Earlier this week AmmoLand reported on the case of Jonathan Carpenter of Osceola, FL who lost his gun rights due to mistaken identity.
Carpenter received a letter from the Florida Department of Agriculture and Consumer Affairs notifying him they had suspended his concealed handgun permit due to domestic violence. This charge came as a shock to him.
The Florida Department of Agriculture told him to go to the clerk of the circuit court and get a form stating that there wasn’t any type of order against him. The clerk told him there was a restraining order against him, and he needed to speak to the Sheriff.
The Sheriff supplied the restraining order. He did not match the description of the man at all. The Sheriff told him he had to turn in his guns and wait for the court date so the woman could verify it wasn’t him.
AmmoLand reported the story and started to get picked up by other publications. Gun rights organizations such as Gun Owners of America and Florida Carry began to get involved to help out Carpenter.
Hank Strange, who brought the story to AmmoLand, started advocating for Carpenter on his show. A sympathetic Captain in the police department decided to help out the Marine veteran. He took it upon himself to take a picture of Carpenter and had another officer bring it to the woman who took out the restraining order.
The woman confirmed to the police that they had the wrong Jonathan Edward Carpenter. The Sheriff’s Department quickly was able to get the restraining order removed from the father and husband.
The Sheriff’s Department was apologetic towards Carpenter. He told AmmoLand that the Sheriff owned up to the mistake and was quick to fix the issue. He thanked the Sheriff’s Department for fixing the problem with the restraining order.
His guns were safe from confiscation, but the Florida Department of Agriculture and Consumer Affairs still had his concealed handgun permit suspended. They told Carpenter it would take up to eight weeks to get his permit restored. They were able to suspend the permit immediately but claimed it would take two months to restore his rights…
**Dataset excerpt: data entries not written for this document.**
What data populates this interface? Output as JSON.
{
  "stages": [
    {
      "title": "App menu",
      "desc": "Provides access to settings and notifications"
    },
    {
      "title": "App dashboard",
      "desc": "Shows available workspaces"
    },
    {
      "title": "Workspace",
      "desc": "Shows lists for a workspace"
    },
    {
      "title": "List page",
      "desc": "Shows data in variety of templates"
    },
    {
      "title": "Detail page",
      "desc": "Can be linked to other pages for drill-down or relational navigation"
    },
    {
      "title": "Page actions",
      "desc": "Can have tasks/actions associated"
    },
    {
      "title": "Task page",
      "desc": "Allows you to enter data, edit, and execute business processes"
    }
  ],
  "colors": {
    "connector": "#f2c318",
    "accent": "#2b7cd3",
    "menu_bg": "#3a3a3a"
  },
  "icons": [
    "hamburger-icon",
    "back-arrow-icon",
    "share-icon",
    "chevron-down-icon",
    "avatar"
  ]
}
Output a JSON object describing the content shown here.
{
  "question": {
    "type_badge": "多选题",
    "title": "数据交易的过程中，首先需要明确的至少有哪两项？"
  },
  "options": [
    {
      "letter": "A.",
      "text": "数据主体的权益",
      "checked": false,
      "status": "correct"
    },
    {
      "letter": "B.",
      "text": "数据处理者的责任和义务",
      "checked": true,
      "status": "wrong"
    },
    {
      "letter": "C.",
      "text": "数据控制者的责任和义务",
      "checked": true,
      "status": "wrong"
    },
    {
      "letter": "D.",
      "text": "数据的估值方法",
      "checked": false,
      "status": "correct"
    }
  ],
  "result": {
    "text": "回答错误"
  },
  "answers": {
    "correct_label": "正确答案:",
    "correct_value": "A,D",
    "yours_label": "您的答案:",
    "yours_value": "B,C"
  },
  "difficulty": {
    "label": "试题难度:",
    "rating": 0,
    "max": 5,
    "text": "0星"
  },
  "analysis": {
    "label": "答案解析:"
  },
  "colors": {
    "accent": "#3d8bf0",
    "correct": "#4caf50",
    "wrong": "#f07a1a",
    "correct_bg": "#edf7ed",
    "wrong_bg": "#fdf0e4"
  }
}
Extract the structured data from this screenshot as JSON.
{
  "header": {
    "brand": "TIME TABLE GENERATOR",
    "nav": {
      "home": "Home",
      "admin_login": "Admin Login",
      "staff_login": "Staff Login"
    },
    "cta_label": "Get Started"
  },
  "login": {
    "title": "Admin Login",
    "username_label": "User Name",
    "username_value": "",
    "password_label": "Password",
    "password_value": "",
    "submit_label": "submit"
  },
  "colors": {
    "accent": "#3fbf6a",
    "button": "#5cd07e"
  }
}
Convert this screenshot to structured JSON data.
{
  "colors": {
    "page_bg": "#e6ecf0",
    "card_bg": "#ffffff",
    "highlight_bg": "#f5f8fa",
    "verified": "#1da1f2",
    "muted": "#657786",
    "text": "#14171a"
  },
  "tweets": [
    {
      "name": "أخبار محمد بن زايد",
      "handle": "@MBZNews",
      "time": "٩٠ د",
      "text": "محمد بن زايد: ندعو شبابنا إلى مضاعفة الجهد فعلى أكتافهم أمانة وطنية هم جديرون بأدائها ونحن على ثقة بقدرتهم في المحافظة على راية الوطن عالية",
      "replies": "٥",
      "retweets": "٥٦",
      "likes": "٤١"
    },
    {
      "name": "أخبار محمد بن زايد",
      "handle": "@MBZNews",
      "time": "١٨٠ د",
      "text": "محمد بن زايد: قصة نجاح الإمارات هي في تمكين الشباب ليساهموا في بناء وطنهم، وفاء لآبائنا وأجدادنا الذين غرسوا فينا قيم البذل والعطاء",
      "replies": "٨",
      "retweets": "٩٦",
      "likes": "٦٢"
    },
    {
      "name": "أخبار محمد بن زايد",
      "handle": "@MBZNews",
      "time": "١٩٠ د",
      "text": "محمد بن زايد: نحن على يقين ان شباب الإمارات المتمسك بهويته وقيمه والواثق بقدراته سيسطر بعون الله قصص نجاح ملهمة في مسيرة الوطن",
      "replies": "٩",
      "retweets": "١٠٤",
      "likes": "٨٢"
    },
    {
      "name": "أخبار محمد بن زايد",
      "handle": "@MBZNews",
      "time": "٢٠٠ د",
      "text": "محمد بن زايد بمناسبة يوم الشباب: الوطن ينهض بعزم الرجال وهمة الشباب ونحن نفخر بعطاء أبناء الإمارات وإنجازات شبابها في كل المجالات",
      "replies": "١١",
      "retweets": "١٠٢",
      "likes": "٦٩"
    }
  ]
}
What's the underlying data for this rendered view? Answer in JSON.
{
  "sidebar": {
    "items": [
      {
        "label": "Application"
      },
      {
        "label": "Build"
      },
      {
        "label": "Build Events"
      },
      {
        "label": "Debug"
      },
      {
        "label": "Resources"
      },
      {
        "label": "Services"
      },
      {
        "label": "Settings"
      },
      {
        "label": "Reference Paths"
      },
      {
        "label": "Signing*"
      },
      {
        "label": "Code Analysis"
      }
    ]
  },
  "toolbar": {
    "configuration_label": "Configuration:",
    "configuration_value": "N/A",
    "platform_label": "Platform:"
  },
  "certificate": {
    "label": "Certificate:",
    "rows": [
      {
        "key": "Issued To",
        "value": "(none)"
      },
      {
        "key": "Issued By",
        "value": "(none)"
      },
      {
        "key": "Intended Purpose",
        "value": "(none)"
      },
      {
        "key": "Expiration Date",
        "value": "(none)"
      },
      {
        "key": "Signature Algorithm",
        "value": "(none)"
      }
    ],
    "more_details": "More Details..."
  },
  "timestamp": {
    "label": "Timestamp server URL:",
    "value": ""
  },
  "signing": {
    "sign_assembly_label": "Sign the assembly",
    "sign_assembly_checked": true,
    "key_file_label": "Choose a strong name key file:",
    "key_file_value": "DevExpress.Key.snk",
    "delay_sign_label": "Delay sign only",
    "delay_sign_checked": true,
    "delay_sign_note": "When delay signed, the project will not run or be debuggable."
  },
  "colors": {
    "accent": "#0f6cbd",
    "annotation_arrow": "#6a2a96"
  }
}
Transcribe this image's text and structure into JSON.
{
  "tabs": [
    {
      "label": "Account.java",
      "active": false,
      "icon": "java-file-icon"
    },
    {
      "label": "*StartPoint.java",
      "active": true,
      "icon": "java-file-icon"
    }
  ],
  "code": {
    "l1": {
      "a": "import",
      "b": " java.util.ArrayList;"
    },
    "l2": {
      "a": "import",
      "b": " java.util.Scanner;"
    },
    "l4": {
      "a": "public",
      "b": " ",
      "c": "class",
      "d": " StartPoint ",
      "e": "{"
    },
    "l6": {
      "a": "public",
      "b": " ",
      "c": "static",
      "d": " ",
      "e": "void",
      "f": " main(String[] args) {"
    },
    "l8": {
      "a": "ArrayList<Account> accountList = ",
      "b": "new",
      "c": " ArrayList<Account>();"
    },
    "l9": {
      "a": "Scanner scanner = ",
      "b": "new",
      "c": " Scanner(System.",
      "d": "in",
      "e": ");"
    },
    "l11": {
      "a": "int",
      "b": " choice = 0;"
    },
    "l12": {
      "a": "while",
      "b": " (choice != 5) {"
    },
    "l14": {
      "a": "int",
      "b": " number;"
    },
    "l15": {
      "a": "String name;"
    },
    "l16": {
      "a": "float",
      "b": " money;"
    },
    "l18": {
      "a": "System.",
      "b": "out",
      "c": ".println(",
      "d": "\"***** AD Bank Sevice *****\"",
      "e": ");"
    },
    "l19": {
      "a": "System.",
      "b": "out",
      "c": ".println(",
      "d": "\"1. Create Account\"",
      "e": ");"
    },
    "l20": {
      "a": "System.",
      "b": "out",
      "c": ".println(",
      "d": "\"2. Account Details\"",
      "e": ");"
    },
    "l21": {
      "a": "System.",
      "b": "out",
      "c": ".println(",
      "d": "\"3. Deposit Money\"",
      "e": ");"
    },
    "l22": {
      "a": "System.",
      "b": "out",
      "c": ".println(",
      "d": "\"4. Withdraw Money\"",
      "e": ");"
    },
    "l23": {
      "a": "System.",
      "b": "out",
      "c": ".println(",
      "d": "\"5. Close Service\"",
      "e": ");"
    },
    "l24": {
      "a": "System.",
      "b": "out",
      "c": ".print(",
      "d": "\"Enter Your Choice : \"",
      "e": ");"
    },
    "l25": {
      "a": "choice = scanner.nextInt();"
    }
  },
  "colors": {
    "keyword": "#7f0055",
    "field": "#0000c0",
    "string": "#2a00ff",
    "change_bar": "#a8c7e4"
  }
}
To many situations like Carpenter’s case shows how the state could misapply red flag laws to be able to disarm their citizens. Seventeen states have Extreme Risk Protection Orders on the books, and there is a push to have a federal red flag law. This prospect scares Gun Owners of America’s Senior Vice President Erich Pratt.
“This is good news,” Pratt told AmmoLand. “The fact that Jonathan Carpenter was able to get his concealed carry permit restored so quickly — and avoid having his guns confiscated in the first place — underscores how important ‘due process’ protections are.”
“Right now, there are many in Congress who want to shove Red Flag gun confiscation orders down the “throats” of the states. But these laws would allow guns to be confiscated from law-abiding gun owners, without any due process whatsoever. No appearing before a judge … no having your attorney present … no trial by jury — none of these protections would apply before police confiscate firearms from honest gun owners.”
“GOA is grateful that ‘due process’ allowed a case of mistaken identity from resulting in a horrible tragedy.”
AmmoLand spoke to Nikki Fried’s Press Secretary, Max Flugrath. Flugrath told AmmoLand that he is looking into the situation and will respond to AmmoLand as soon as he can.
As of this writing, AmmoLand has not received any additional information from the Florida Department of Agriculture and Consumer Affairs.